INSTRUCTIONS TO FOLLOW: Where the records below have a line with "Mozilla", that line is to be copied.

Web page and app entries:

((

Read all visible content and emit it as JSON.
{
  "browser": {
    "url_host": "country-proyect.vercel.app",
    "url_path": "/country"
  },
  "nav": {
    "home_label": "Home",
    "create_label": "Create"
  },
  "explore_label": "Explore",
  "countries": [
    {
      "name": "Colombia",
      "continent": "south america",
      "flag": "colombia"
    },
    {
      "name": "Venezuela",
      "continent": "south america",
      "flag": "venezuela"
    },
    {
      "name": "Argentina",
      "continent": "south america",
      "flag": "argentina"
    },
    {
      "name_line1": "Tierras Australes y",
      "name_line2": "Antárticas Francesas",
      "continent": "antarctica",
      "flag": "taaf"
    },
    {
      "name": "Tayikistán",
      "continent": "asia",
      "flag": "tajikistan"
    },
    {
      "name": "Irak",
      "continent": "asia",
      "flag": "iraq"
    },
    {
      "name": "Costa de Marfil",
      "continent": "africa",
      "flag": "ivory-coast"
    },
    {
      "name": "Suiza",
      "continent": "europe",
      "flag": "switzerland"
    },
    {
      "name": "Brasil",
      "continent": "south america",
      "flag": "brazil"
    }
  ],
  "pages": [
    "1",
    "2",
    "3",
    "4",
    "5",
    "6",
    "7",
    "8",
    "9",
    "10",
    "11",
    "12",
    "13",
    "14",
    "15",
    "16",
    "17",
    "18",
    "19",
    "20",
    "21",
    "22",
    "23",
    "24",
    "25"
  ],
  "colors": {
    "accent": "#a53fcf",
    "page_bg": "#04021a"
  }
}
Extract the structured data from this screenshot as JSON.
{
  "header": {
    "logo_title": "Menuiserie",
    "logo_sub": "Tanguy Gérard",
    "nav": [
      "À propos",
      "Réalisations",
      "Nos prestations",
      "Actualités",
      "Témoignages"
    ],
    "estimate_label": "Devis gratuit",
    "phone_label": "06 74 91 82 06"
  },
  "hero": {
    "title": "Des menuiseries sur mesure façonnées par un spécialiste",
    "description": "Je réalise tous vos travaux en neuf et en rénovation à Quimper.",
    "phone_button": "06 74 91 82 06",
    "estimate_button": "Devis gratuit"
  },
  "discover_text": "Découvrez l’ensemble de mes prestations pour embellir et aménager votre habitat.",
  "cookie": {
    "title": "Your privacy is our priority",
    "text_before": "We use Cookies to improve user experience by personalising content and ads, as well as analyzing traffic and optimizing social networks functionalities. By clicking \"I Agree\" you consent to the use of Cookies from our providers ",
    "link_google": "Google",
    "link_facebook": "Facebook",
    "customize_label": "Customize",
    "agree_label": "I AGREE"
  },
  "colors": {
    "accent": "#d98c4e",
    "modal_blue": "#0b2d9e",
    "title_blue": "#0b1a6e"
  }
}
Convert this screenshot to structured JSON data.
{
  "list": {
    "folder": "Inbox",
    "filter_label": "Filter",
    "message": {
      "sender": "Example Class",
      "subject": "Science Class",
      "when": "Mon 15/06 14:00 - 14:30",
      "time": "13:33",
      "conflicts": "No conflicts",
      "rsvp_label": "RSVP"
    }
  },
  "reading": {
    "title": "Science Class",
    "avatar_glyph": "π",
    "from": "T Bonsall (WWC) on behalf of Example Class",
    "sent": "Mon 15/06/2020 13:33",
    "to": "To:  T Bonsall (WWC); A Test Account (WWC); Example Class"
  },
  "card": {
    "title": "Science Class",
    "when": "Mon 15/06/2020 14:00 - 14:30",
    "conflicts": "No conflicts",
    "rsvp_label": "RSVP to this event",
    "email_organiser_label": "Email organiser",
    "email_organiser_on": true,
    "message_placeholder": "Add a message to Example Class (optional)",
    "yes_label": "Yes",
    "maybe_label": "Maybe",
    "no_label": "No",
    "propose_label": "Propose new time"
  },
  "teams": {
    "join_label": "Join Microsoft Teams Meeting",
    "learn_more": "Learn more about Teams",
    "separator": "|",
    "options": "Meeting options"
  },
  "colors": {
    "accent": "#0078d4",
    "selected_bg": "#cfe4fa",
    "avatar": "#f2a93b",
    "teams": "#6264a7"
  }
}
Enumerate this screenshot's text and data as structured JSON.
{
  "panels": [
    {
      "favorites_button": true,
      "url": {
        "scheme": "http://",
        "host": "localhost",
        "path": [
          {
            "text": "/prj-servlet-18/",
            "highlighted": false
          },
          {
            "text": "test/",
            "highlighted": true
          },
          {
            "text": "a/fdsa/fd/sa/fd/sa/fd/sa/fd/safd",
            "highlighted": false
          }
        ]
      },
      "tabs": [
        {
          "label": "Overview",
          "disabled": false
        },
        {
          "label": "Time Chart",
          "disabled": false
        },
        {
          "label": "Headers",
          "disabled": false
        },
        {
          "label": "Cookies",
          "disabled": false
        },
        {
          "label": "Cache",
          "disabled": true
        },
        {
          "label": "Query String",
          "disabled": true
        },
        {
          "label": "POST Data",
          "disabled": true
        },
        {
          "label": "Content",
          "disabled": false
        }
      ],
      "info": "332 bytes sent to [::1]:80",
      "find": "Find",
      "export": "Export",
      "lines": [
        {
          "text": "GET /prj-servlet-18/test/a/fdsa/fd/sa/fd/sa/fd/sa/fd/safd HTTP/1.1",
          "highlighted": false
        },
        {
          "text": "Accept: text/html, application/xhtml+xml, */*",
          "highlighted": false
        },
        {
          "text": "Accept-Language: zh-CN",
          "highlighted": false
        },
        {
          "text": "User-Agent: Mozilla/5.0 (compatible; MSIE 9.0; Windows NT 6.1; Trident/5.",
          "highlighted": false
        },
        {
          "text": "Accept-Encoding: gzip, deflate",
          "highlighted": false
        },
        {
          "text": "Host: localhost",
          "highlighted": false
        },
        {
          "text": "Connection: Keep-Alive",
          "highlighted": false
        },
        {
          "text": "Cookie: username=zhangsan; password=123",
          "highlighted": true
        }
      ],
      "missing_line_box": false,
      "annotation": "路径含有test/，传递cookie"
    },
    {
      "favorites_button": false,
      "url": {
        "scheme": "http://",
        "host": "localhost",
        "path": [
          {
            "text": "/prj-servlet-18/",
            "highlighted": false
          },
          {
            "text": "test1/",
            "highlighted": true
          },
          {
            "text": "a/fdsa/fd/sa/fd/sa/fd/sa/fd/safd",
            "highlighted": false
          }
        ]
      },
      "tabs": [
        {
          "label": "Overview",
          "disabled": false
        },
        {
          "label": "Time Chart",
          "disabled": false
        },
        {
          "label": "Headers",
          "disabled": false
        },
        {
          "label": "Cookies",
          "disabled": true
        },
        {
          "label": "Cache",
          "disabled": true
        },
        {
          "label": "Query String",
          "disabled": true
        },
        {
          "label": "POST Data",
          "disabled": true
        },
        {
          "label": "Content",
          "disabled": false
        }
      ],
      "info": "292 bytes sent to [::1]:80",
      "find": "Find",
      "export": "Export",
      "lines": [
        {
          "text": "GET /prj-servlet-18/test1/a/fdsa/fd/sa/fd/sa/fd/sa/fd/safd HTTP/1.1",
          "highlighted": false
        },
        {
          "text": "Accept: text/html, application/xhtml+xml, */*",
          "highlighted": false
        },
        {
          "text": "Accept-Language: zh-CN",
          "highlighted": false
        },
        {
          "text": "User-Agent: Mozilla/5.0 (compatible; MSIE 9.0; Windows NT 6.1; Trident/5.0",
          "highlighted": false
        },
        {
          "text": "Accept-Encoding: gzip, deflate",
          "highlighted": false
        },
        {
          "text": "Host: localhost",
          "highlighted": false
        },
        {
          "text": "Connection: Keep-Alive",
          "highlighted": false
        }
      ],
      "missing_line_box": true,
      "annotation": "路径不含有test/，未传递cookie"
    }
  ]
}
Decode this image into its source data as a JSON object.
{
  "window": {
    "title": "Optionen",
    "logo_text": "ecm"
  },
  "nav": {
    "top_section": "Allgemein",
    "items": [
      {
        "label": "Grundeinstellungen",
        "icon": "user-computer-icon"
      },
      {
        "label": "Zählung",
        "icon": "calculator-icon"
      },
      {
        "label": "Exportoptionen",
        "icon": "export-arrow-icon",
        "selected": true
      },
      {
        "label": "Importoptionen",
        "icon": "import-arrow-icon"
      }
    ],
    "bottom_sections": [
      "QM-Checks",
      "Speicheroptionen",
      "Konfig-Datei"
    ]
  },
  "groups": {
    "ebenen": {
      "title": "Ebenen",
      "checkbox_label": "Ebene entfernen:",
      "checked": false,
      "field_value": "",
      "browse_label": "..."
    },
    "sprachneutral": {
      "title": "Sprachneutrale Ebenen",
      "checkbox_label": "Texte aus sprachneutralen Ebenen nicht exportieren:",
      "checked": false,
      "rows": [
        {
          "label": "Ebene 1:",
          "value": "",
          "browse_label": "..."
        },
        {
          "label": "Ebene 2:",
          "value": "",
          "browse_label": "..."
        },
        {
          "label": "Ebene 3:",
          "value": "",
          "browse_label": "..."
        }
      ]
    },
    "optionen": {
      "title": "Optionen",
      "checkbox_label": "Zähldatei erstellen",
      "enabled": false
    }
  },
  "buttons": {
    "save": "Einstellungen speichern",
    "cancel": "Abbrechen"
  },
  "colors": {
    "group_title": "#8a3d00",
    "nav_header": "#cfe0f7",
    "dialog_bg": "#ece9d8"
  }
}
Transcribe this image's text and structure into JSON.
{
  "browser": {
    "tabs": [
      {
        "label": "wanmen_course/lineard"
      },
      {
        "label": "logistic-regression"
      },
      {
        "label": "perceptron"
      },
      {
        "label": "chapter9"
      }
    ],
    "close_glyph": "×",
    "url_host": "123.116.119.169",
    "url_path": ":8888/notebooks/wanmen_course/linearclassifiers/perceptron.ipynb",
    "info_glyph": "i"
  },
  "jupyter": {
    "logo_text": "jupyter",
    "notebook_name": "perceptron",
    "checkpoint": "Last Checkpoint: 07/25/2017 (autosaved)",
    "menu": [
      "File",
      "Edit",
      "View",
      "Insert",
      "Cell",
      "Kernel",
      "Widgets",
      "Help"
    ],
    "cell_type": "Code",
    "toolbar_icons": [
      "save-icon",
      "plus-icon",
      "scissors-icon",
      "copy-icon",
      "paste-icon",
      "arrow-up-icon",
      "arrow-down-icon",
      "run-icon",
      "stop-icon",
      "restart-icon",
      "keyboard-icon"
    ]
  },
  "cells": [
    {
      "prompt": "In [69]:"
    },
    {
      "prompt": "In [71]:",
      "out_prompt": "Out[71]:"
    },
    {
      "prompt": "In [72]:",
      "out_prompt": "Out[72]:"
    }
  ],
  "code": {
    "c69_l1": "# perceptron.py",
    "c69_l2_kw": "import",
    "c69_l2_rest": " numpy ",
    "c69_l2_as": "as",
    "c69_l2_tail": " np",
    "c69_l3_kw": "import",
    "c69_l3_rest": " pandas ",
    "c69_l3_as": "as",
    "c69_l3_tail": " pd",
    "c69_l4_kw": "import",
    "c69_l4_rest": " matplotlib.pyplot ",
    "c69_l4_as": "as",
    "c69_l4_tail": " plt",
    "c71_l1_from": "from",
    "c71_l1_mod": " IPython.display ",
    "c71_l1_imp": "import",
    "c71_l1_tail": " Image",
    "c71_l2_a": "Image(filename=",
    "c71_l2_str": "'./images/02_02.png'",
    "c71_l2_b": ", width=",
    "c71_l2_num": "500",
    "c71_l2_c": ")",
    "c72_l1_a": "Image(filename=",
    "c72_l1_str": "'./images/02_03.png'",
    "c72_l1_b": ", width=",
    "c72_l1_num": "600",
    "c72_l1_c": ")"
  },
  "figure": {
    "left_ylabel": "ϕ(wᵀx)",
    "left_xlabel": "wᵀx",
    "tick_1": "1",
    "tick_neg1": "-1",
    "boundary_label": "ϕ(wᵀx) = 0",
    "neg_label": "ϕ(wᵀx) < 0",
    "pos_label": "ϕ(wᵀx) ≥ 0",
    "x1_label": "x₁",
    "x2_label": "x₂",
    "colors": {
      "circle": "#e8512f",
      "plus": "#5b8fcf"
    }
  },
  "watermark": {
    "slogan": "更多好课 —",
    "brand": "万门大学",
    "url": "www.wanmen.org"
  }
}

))

ANSWER SECTION:
          "text": "User-Agent: Mozilla/5.0 (compatible; MSIE 9.0; Windows NT 6.1; Trident/5.",
          "text": "User-Agent: Mozilla/5.0 (compatible; MSIE 9.0; Windows NT 6.1; Trident/5.0",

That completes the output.